What was he doing to her? What did he want of her? Well, it was just the aggravation of his 'See here!' She felt at this moment strangely and portentously afraid of him—had in her ears the hum of a sense that, should it come to that kind of tension, she must fly on the spot to Chalk Farm. Mixed with her dread and with her reflection was the idea that, if he wanted her so much as he seemed to show, it might be after all simply to do for him the 'anything' she had promised, the 'everything' she had thought it so fine to bring out to Mr. Mudge. He might want her to help him, might have some particular appeal; though, of a truth, his manner didn't denote that—denoted, on the contrary, an embarrassment, an indecision, something of a desire not so much to be helped as to be treated rather more nicely than she had treated him the other time. Yes, he considered quite probably that he had help rather to offer than to ask for. Still, none the less, when he again saw her free he continued to keep away from her; when he came back with his Guide it was Mr. Buckton he caught—it was from Mr. Buckton he obtained half-a-crown's-worth of stamps.

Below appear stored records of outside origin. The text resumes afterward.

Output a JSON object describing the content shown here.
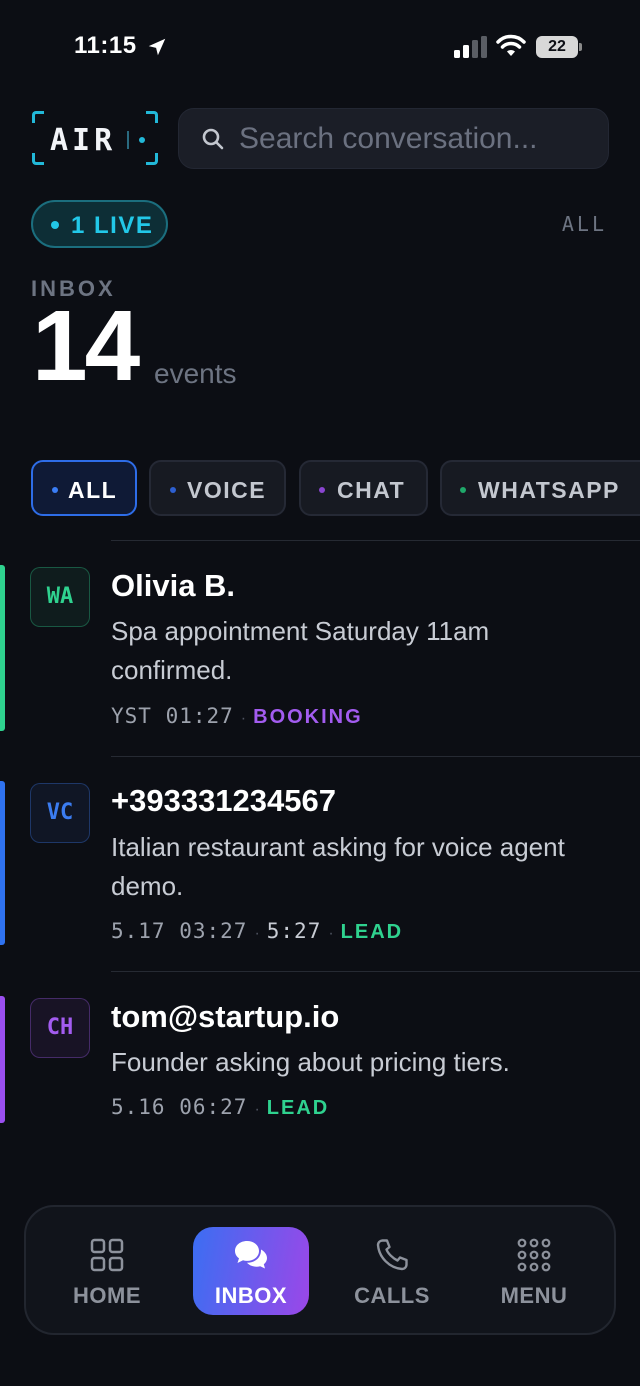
{
  "status_bar": {
    "time": "11:15",
    "battery": "22",
    "icons": [
      "location-arrow-icon",
      "cellular-signal-icon",
      "wifi-icon",
      "battery-icon"
    ]
  },
  "header": {
    "logo_text": "AIR",
    "search_placeholder": "Search conversation...",
    "search_value": ""
  },
  "live_badge": {
    "label": "1 LIVE"
  },
  "all_link": "ALL",
  "inbox": {
    "label": "INBOX",
    "count": "14",
    "unit": "events"
  },
  "filters": [
    {
      "label": "ALL",
      "color": "#3a7df5",
      "active": true
    },
    {
      "label": "VOICE",
      "color": "#2d5fd0",
      "active": false
    },
    {
      "label": "CHAT",
      "color": "#8a45d0",
      "active": false
    },
    {
      "label": "WHATSAPP",
      "color": "#1fa86a",
      "active": false
    }
  ],
  "conversations": [
    {
      "channel": "WA",
      "channel_color": "#2fd28f",
      "accent_color": "#2fd28f",
      "title": "Olivia B.",
      "body": "Spa appointment Saturday 11am confirmed.",
      "date": "YST 01:27",
      "duration": "",
      "tag": "BOOKING",
      "tag_color": "#a35cf0"
    },
    {
      "channel": "VC",
      "channel_color": "#3b7cf0",
      "accent_color": "#2f72f0",
      "title": "+393331234567",
      "body": "Italian restaurant asking for voice agent demo.",
      "date": "5.17 03:27",
      "duration": "5:27",
      "tag": "LEAD",
      "tag_color": "#2fd28f"
    },
    {
      "channel": "CH",
      "channel_color": "#a35cf0",
      "accent_color": "#9b4ff0",
      "title": "tom@startup.io",
      "body": "Founder asking about pricing tiers.",
      "date": "5.16 06:27",
      "duration": "",
      "tag": "LEAD",
      "tag_color": "#2fd28f"
    }
  ],
  "bottom_nav": [
    {
      "label": "HOME",
      "icon": "grid-icon",
      "active": false
    },
    {
      "label": "INBOX",
      "icon": "chat-bubbles-icon",
      "active": true
    },
    {
      "label": "CALLS",
      "icon": "phone-icon",
      "active": false
    },
    {
      "label": "MENU",
      "icon": "dots-grid-icon",
      "active": false
    }
  ]
}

After asking for the stamps he asked, quite as a second thought, for a postal-order for ten shillings. What did he want with so many stamps when he wrote so few letters? How could he enclose a postal-order in a telegram? She expected him, the next thing, to go into the corner and make up one of his telegrams—half a dozen of them—on purpose to prolong his presence. She had so completely stopped looking at him that she could only guess his movements—guess even where his eyes rested. Finally she saw him make a dash that might have been towards the nook where the forms were hung; and at this she suddenly felt that she couldn't keep it up. The counter-clerk had just taken a telegram from a slavey, and, to give herself something to cover her, she snatched it out of his hand. The gesture was so violent that he gave her an odd look, and she also perceived that Mr. Buckton noticed it. The latter personage, with a quick stare at her, appeared for an instant to wonder whether his snatching it in his turn mightn't be the thing she would least like, and she anticipated this practical criticism by the frankest glare she had ever given him. It sufficed: this time it paralysed him; and she sought with her trophy the refuge of the sounder.